Sundance 2010 Saturday in the snow: yes, it keeps snowing. There are fewer good parties this year and one Sundance insider admits that this year “the festival was done on a shoestring.”
Things are definitely a little different thanks to the economy, but maybe that’s good. It’s a pared-down Sundance, which main sponsors Entertainment Weekly, HP, Honda and the Sundance Channel are thanked at every screening.
At the same time, an anonymous donor has given maybe the ugliest modern sculptures of all time to the Eccles School for its new lobby and the parking lot.
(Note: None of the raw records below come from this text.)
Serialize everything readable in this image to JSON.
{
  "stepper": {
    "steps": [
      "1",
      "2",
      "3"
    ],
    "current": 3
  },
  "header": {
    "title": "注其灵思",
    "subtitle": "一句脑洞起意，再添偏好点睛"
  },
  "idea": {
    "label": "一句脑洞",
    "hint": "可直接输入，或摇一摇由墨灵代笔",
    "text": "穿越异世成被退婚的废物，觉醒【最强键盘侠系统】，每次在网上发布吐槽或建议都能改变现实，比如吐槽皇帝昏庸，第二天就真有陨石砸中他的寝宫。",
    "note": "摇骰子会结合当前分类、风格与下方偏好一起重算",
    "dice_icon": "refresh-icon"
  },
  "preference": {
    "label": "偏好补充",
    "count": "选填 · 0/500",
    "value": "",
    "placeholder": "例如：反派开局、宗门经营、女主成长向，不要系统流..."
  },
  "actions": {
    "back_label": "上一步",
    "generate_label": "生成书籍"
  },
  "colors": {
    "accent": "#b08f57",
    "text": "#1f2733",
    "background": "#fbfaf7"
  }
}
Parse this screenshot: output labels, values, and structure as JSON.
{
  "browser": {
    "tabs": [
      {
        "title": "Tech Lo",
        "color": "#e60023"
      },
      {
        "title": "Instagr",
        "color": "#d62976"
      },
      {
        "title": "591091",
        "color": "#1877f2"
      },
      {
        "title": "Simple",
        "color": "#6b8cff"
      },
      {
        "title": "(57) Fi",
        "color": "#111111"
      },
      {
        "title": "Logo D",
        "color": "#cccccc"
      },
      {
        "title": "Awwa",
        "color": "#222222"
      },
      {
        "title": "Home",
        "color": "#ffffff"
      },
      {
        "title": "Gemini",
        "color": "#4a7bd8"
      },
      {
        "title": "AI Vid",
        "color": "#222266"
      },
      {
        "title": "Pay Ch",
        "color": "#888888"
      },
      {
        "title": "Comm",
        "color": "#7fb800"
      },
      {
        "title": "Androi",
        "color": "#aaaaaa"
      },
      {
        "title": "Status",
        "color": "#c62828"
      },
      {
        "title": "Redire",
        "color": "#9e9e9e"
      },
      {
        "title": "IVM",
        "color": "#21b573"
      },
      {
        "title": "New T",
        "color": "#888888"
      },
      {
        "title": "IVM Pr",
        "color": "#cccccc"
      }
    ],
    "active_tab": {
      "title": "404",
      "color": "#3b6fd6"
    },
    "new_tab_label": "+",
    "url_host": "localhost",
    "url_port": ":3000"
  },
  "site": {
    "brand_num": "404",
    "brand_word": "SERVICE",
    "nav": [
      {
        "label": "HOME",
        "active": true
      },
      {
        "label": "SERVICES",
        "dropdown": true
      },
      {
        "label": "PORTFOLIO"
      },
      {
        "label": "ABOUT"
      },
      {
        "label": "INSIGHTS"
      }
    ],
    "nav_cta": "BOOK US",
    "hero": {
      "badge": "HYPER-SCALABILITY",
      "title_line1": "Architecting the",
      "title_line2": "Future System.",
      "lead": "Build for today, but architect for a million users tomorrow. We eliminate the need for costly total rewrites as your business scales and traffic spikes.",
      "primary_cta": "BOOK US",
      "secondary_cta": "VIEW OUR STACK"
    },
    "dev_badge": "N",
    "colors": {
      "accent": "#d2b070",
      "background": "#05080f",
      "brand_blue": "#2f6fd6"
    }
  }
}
Eccles is also boasting a new roof, ceiling and massive skylight. Only a few regulars have noticed all this, and there’s a lot of chuckling.
But Sundance is about movies. On Saturday afternoon, we got to see James Gandolfini continue his whacking of Tony Soprano in a fine new drama called “Welcome to the Rileys” (see THR film critic Kirk Honeycutt’s review). Gandolfini and Melissa Leo turn in superb performances as a couple who’ve lost their 15-year-old daughter. Kristen Stewart, she of “Twilight” fame, is also very good as a teen prostitute whom the couple befriends. Stewart was not’terribly articulate at the’Q&A following the’screening, but at least she’s not worried’about bits of dropped blood. The film is directed by Jake Scott, son of Ridley, nephew of Tony, and’he shows that he’s inherited the family gene.
There were other debuts today, too. Fox Searchlight showed “Cyrus,” a comedy starring Marisa Tomei, John C. Reilly and Jonah Hill that could be its 2010 one-off hit in the manner of “Little Miss Sunshine” and “Juno.” To say “Cyrus” is offbeat is an understatement. It’s sort of a twist on “Oedipus” with Hill the unlikely son of Tomei. It works, believe or not. And Reilly is sensational.
The big question mark of the day wasn’t answered until late in the evening, when Oscar-winning actor Philip Seymour Hoffman showed his “Jack Goes Boating.” Hoffman’starred in’this play off Broadway last year. Now he shows a real flair for directing, putting himself into the movie along with the amazing Amy Ryan, Daphne Rubin Vega, and John Ortiz. This was the big news of the day, as Michael Moore, Adrien Brody and Chris Cooper (who’s great in the Ben Affleck-Tommy Lee Jones film “The Company Men“) came to pay respects. Overture has “Jack”‘; hopefully they’ll give it a nice fall release with an awards push.
At the “Jack Goes Boating” Q&A someone asked Amy Ryan about her character. “Maybe she’s just a weirdo,” Amy observed of her odd character. It’s a line that could describe most characters in Sundance movies–we learn a lot about weirdos. But as Ryan told me later: “It describes all of us, doesn’t it?”